It should be obvious that Europe’s attempts to forge a union out of dozens of nations that have existed for centuries is different from America’s, where a nation was created in a new land from scratch. Yet some American commentators insist on comparing Europe’s process of integration with their own.
Anne-Marie Slaughter, a former director of policy planning in the United States State Department and a prominent foreign policy analyst, reminisces about the federalist ambitions of the European Union’s founders and argues that the continent’s ongoing debt crisis, especially in Greece, is similar to America’s Civil War — “though one that, fortunately, is free of physical violence.”
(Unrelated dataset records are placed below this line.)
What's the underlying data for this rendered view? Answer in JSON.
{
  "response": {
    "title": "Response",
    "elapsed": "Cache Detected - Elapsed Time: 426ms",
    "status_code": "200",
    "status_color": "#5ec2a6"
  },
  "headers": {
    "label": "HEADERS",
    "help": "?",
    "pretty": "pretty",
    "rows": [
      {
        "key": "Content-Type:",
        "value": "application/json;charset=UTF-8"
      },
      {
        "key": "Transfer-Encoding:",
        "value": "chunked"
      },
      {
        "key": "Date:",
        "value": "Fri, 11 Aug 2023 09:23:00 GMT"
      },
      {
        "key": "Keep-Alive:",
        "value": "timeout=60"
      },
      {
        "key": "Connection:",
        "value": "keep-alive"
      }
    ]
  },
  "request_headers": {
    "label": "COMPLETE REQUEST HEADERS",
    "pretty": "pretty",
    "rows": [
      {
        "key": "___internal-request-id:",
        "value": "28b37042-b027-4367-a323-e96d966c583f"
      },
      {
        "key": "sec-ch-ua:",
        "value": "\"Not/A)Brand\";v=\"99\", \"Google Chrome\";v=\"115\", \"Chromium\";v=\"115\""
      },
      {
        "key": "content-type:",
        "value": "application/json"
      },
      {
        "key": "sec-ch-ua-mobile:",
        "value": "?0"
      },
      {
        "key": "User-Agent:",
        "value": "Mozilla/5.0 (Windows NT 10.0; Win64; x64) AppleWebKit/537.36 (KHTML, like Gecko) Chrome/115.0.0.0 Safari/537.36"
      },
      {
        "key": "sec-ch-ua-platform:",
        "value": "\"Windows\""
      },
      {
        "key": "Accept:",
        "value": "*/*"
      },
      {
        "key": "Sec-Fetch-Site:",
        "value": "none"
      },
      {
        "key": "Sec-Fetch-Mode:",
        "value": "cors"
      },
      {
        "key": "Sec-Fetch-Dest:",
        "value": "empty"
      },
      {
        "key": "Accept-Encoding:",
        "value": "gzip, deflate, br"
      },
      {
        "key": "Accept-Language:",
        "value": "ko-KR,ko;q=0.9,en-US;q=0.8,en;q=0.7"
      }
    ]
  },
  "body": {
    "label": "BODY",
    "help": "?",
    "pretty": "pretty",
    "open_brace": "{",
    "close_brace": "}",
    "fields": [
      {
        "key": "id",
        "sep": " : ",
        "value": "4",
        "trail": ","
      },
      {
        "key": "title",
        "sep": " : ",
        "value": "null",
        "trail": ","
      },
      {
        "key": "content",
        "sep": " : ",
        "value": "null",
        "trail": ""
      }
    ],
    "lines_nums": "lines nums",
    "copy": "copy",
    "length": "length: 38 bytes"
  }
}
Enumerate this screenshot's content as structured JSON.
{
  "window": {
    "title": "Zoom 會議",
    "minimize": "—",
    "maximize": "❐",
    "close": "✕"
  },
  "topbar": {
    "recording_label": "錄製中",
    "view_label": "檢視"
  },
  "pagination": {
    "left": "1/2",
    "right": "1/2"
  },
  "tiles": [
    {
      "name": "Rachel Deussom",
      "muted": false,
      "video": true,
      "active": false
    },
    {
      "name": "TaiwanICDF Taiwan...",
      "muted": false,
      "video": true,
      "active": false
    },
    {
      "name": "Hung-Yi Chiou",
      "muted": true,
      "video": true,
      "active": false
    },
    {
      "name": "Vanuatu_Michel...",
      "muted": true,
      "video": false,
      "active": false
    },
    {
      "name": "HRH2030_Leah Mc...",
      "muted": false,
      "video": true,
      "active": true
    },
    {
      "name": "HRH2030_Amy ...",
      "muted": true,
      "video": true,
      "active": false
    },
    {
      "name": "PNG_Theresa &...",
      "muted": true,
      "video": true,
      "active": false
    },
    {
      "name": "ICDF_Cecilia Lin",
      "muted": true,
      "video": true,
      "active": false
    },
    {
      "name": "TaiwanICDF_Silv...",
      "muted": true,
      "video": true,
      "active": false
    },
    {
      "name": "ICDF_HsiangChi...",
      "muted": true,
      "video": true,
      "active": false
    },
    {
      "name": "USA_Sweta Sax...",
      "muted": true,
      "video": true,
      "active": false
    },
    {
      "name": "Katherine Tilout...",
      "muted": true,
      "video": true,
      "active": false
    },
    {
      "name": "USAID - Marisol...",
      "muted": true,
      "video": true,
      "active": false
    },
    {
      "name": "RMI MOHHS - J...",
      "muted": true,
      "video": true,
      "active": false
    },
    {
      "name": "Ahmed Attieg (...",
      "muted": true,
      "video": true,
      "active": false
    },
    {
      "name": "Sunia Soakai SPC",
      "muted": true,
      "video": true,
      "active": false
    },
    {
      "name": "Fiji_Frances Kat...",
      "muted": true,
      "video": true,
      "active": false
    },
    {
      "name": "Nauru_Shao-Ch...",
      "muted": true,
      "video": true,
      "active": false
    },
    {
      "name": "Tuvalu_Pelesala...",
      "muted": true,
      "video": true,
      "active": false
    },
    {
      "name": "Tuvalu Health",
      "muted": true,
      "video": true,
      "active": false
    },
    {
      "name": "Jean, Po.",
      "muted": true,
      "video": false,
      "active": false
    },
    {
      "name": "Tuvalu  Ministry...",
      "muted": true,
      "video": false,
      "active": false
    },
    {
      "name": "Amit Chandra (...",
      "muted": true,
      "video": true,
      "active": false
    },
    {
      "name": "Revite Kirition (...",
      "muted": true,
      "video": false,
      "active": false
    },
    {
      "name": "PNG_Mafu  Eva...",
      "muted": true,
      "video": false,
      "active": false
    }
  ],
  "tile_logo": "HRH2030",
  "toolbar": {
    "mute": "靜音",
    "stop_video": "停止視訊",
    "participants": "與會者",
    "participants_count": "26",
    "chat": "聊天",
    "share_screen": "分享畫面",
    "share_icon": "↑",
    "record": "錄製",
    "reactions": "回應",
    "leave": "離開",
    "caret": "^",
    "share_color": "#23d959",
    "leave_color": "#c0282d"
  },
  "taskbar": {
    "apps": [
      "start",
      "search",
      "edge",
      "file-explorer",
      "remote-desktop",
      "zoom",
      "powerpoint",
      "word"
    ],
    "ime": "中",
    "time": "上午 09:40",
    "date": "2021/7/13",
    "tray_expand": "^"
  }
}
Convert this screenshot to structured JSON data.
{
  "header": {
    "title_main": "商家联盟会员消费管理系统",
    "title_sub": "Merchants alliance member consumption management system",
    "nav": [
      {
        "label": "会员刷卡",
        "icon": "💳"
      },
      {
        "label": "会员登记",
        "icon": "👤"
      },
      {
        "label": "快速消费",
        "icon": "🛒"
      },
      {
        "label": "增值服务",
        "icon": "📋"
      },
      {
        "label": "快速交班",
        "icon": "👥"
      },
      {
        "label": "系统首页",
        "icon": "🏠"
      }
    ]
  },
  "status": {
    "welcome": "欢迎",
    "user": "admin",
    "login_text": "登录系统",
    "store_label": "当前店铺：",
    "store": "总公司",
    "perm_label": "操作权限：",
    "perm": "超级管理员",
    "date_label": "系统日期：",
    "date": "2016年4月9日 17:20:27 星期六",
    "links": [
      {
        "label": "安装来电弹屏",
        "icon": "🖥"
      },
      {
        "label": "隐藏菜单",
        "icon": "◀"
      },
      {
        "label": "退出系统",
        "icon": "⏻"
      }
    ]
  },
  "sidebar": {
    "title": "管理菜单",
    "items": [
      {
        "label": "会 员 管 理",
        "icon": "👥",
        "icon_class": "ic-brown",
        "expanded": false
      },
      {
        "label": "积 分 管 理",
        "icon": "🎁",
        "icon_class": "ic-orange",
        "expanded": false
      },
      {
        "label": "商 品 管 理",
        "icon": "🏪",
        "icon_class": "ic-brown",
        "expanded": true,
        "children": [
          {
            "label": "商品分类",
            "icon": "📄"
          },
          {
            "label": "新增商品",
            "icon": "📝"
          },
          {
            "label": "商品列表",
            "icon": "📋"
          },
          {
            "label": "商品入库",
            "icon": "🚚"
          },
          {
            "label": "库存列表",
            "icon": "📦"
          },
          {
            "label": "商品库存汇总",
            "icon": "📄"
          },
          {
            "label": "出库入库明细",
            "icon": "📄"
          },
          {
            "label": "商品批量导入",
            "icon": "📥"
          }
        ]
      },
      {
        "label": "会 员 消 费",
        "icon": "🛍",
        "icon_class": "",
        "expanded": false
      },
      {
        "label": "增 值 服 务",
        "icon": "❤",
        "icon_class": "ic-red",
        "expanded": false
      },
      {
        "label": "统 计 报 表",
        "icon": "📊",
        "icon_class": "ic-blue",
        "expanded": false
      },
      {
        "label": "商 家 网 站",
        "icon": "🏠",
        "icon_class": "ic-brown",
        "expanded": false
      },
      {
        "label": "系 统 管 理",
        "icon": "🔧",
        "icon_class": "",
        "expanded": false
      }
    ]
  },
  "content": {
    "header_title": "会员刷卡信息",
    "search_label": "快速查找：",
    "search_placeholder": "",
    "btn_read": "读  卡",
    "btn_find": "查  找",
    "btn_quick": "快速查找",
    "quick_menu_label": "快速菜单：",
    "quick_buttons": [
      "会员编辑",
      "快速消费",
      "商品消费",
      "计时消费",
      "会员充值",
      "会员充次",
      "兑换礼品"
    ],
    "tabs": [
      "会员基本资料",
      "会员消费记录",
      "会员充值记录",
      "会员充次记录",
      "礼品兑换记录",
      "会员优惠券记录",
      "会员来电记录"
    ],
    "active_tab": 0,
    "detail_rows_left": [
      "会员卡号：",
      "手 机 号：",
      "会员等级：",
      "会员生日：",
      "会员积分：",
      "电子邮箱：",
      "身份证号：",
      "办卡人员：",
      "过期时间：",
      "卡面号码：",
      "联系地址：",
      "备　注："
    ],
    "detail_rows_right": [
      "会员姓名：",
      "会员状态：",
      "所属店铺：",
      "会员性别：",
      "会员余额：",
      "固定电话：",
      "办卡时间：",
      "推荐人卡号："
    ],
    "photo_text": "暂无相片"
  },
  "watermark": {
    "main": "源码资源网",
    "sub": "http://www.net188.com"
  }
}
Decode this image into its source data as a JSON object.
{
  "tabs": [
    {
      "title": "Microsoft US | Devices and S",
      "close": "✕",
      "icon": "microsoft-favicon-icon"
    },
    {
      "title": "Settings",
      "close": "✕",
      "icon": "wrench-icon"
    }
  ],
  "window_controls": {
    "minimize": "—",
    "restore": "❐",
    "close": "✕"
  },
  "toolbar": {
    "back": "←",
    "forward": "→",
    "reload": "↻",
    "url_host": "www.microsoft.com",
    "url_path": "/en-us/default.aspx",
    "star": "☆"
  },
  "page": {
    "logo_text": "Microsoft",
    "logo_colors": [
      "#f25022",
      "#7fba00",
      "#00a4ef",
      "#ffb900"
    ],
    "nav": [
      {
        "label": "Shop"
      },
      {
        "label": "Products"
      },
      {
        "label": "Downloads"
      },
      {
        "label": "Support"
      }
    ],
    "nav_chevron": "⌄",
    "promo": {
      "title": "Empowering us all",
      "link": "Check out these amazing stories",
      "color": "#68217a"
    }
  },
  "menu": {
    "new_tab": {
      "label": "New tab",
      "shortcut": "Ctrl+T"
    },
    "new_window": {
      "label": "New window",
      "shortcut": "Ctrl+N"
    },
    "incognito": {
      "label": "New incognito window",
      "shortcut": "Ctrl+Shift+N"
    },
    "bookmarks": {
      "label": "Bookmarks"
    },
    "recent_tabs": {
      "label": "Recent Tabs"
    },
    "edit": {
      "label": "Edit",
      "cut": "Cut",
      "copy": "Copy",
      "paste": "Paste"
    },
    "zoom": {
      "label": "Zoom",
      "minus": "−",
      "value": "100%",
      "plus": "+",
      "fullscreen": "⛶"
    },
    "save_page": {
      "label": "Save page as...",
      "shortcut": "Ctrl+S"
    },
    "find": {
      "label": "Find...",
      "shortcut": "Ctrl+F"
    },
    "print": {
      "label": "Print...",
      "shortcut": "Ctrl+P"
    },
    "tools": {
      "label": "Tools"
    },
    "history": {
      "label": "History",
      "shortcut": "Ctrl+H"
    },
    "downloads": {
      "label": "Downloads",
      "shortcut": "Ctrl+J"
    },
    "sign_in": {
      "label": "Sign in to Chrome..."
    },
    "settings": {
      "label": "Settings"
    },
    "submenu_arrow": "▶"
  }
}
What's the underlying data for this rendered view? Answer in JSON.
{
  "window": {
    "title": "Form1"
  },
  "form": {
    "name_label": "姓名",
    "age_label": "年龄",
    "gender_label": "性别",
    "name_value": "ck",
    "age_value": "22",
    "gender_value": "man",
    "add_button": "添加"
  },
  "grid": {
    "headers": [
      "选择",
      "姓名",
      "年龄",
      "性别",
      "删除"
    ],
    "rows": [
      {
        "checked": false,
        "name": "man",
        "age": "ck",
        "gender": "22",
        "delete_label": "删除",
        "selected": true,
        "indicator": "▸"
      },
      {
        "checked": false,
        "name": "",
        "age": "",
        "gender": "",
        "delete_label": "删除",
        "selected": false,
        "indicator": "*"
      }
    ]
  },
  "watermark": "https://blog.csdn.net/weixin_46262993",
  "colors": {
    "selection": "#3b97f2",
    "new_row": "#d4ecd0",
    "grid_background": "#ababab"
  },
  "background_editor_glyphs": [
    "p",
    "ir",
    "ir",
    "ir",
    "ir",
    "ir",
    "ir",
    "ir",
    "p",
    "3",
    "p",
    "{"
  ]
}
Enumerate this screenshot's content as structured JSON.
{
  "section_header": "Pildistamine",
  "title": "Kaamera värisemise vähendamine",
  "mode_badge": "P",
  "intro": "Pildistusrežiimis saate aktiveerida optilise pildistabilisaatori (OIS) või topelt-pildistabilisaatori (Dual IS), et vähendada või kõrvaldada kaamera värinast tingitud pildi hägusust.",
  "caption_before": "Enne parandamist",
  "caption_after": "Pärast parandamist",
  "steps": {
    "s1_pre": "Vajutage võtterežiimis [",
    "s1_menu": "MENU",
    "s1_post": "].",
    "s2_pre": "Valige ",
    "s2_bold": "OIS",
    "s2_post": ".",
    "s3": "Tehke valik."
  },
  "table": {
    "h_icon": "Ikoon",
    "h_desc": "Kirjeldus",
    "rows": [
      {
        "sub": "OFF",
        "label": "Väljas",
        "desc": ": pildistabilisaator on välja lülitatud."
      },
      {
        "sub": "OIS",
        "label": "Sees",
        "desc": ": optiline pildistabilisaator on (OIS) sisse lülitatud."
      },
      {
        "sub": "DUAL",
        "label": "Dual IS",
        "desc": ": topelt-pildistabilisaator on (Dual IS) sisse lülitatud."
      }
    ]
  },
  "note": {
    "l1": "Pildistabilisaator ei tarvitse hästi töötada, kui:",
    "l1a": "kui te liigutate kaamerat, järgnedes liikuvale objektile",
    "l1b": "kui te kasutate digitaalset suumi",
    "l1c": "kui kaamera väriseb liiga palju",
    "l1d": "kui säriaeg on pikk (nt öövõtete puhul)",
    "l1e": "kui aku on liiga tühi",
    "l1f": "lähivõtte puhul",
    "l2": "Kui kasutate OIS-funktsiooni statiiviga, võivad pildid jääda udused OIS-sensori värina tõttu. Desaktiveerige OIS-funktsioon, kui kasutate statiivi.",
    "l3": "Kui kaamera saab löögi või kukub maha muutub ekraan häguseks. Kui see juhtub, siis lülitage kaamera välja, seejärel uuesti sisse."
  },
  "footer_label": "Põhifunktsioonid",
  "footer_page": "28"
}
Without statesmen and stateswomen able to articulate a vision of a shared future worth working and even sacrificing for, the side of unity may not win. Europe’s national anthem, a circle of stars and talk of fiscal rectitude and structural reforms cannot compete with the potent messages of the EU’s opponents.
Slaughter unfortunately dismisses Euroskepticism as something that appeals only to “those who feel threatened by migrants and those who are suffering as a result of austerity.”
This underestimates what Andrew Sullivan, a British blogger, has called Europe’s “blue-red culture war over modernity.”
“Blue Europe,” according to Sullivan, is “internationalist, globalized, metrosexual, secular, modern, multicultural” — the sort of place Slaughter would probably feel comfortable in. (As would this author.)
“Red Europe is noninterventionist, patriotic, more traditional, more sympathetic to faith, more comfortable in a homogeneous society.” It is a place European federalists can hardly understand.
“Blue” Europeans tend to be higher educated so they can compete globally. They are also comfortable traveling or moving for a job whereas the “reds” are less mobile and increasingly struggling to find work that matches their skills.
This is not simply the result of austerity; America has its own unemployed or underemployed working class in Rust Belt states like Indiana, Ohio, Pennsylvania and West Virginia where the mines and steel mills disappeared long ago and no new economy has taken their place.
“Mass immigration or migration across Europe,” writes Sullivan, has “only made things worse, leading to resentment and racism when it has occurred in already beleaguered working-class Europe. The emergence of an unassimilated Muslim population didn’t help things either.”
In the face of these challenges, European officials and politicians have done a poor job at defending such policies as the free movement of labor and goods across borders. Protectionist parties on the left and the right unfairly blame “Europe” for depressing employment in rich Western countries. Slaughter’s laments about their lack of “vision” ring true in this regard.
But maybe that’s also because the vision has become a reality?
The European Union exists. A lot of policy is made at the European level. Nineteen European countries share the same currency. If Slaughter, and those like her, want a Europe “which pools sovereignty sufficiently to benefit from being a powerful regional entity in a world of almost 200 countries while maintaining its members’ distinct languages and cultures” — they have it.
Most Europeans aren’t starry-eyed about it, though. They look to European politics with the same level of skepticism as they do to their national politics, as they should. Some leaders, like European Commission president Jean-Claude Juncker, readily admit they sometimes fool the public in the name of the European ideal. The European Parliament is filled with fanatics who, given the chance, would erase Europe’s distinct cultures and languages tomorrow to create “one Europe”. Little wonder the average European is mistrustful of their big ideas.
Of course, improvements can be made. The single market should be expanded to fully cover services, for example. Education standards should be harmonized so a medical graduate from Bulgaria really can work in a Belgian hospital. This would involve the sort of pragmatic, results-oriented progress Slaughter finds uninspiring. But it would have a real and positive impact on Europeans’ lives.
What is unlikely to happen is a United States of Europe. Centuries of state formation and nationbuilding are not swept away by sixty years of economic and political cooperation. There may be a sense of European belonging. But a sense of European nationhood is generations away, if it ever develops.
European integration should be a goal in itself. If the European ideal is peace and prosperity, ever-closer union does not seem to be bringing about the latter and may, at some point, even start to undermine the former. There is a limit to European solidarity and that limit is about to be reached in the case of Greece. If Americans want a Europe whole and free, they should stop telling their allies to be more like them and let Europe be Europe.